“While walking is an unlearned pattern of behavior independent of memory, triggering memory through sustained visual and physical cues can facilitate relearning how to walk.”
A woman seated at a table throws back her head and claps her hands in triumph having successfully completed a lace-up exercise.
In 2007, together with two young men, Alex, a paraplegic, and John, a quadriplegic, Sue founded the Spinal Cord Injury Support Group (SCISG).
“No one can talk to a chair like another chair.”
The better part of four years hence, the group, which meets once a month, has over 300 members.
Thanks to their efforts, there are now support groups in three counties in Southern Florida: Miami, Fort Lauderdale, and Ocala.
Just as Sue found her calling at 14, those who actively participate in the support group heed an inner call to be of service. Introducing himself on a group level, a lean young man talks about the motorcycle accident that left him confined to a wheelchair. “I’m a better man for it,” he says. His call too has come.
“We make a living by what we get, but we make a life by what we give.” — Winston Churchill
Sue’s office at SCISG is crammed with photographs — “That’s when 12 of us from the support group, together with 60 able-bodied volunteers, went tandem skydiving to raise money for our group.” — trophies — among them, HealthSouth National Employee of the Year — proclamations — one from the Office of the Mayor of Sunrise declaring October “Spinal Cord Awareness Month” (the mayor, incidentally, was instrumental in helping establish the Sunrise Suns, an independent wheelchair basketball team Sue helped initiate, by donating $2,000 for a chair and rallying others to do the same) — innumerable tchotchkes — including a key ring with a miniature toilet that makes a flushing noise when you press the tiny handle — clippings and sayings and gifts — above her desk hangs a small painting of a palm tree silhouetted against a canary yellow background, made and given to her by a patient (“When the person I’m talking to is stressed, I tell them to focus on it for a few minutes and breathe.”) — stacks of notebooks, piles of paperwork, a computer — and one lone plant — a spiraling Lucky Bamboo growing, as these plants do, against the odds.
Sue works long days by choice, including most weekends.

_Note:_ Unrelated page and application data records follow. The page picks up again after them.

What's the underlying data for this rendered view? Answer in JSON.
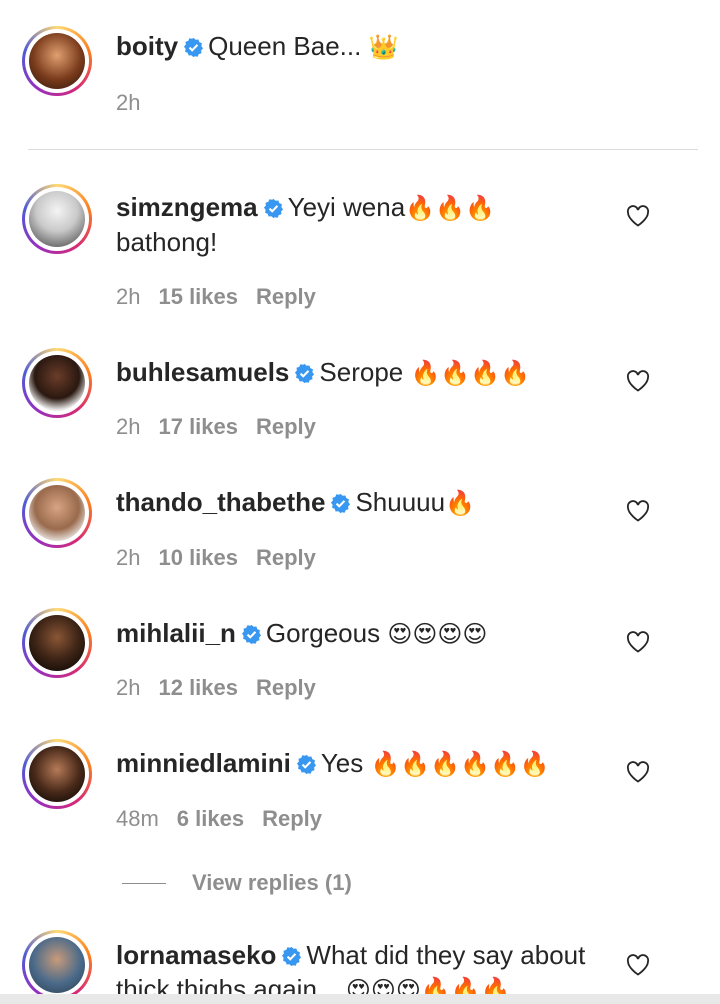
{
  "caption": {
    "username": "boity",
    "text": "Queen Bae... ",
    "emoji": "👑",
    "time": "2h"
  },
  "comments": [
    {
      "username": "simzngema",
      "text": "Yeyi wena",
      "emoji": "🔥🔥🔥",
      "text2": "bathong!",
      "time": "2h",
      "likes": "15 likes",
      "reply": "Reply"
    },
    {
      "username": "buhlesamuels",
      "text": "Serope ",
      "emoji": "🔥🔥🔥🔥",
      "time": "2h",
      "likes": "17 likes",
      "reply": "Reply"
    },
    {
      "username": "thando_thabethe",
      "text": "Shuuuu",
      "emoji": "🔥",
      "time": "2h",
      "likes": "10 likes",
      "reply": "Reply"
    },
    {
      "username": "mihlalii_n",
      "text": "Gorgeous ",
      "emoji": "😍😍😍😍",
      "time": "2h",
      "likes": "12 likes",
      "reply": "Reply"
    },
    {
      "username": "minniedlamini",
      "text": "Yes ",
      "emoji": "🔥🔥🔥🔥🔥🔥",
      "time": "48m",
      "likes": "6 likes",
      "reply": "Reply",
      "view_replies": "View replies (1)"
    },
    {
      "username": "lornamaseko",
      "text": "What did they say about",
      "text2": "thick thighs again....",
      "emoji": "😍😍😍🔥🔥🔥"
    }
  ],
  "colors": {
    "verified": "#3897f0",
    "muted": "#8e8e8e",
    "text": "#262626"
  }
}
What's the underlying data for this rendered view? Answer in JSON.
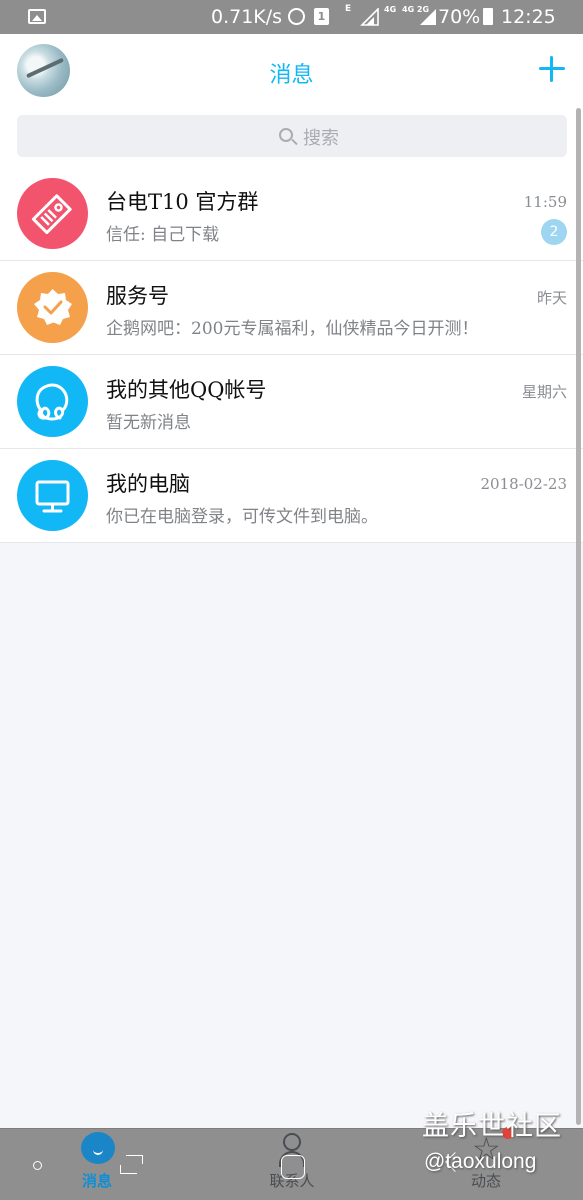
{
  "status_bar": {
    "network_speed": "0.71K/s",
    "sim_slot": "1",
    "network_type_1": "E",
    "network_type_2": "4G",
    "network_type_3": "4G 2G",
    "battery": "70%",
    "time": "12:25"
  },
  "header": {
    "title": "消息",
    "add_icon": "plus-icon"
  },
  "search": {
    "placeholder": "搜索"
  },
  "conversations": [
    {
      "name": "台电T10 官方群",
      "preview": "信任: 自己下载",
      "time": "11:59",
      "unread": "2",
      "avatar_color": "#f2546e",
      "icon": "tag-icon"
    },
    {
      "name": "服务号",
      "preview": "企鹅网吧：200元专属福利，仙侠精品今日开测！",
      "time": "昨天",
      "avatar_color": "#f5a04a",
      "icon": "verified-badge-icon"
    },
    {
      "name": "我的其他QQ帐号",
      "preview": "暂无新消息",
      "time": "星期六",
      "avatar_color": "#12b7f5",
      "icon": "linked-accounts-icon"
    },
    {
      "name": "我的电脑",
      "preview": "你已在电脑登录，可传文件到电脑。",
      "time": "2018-02-23",
      "avatar_color": "#12b7f5",
      "icon": "monitor-icon"
    }
  ],
  "tabs": {
    "messages": "消息",
    "contacts": "联系人",
    "feeds": "动态"
  },
  "watermark": {
    "title": "盖乐世社区",
    "user": "@taoxulong"
  },
  "colors": {
    "accent": "#12b7f5",
    "badge": "#9ed6f2"
  }
}
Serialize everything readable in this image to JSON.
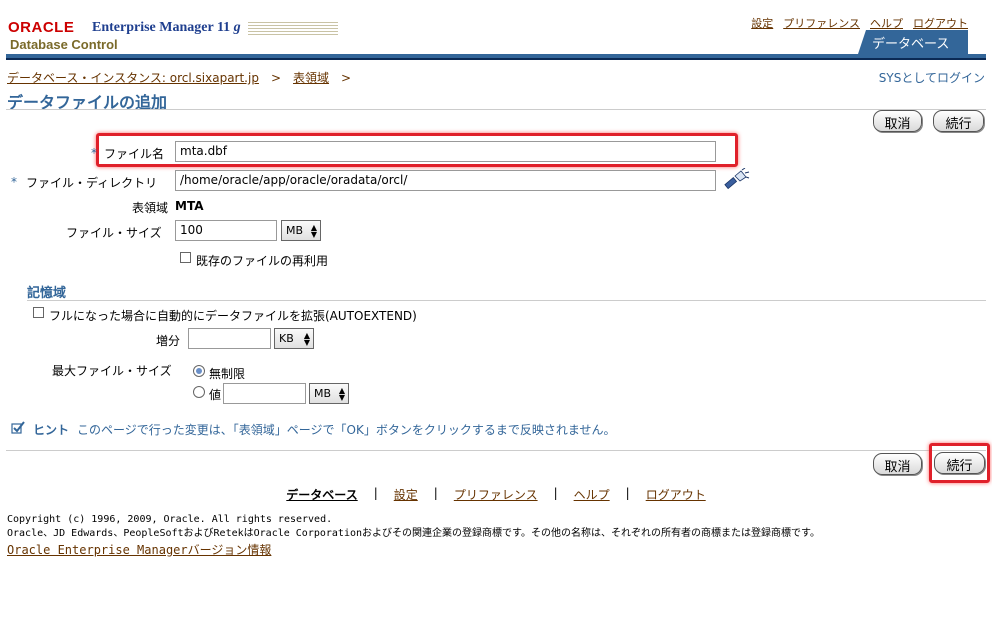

Her take-charge attitude is contagious and invariably rubs off on her patients. “Caring is not coddling,” she says matter-of-factly. “Patients can’t wish themselves better. They have to work for it.” She pauses for a moment, then adds emphatically, “They have to want to work for it.” Her eyes gleam when she smiles, which she almost always does. Sue’s dream is to open a Disability Resource and Recreation Center in Broward County, Florida. Given her tenacity, it will be another of her dreams come true.
“I couldn’t have done it without her,” says native Floridian Christine, whose auburn beauty and apparent inner strength belies the hideous crime committed against her,crushing her bones but not her spirit, leaving her paralyzed from the waist down.
“Sue’s my hero,” Christine says admiringly. “No,” counters Sue, “you’re mine.”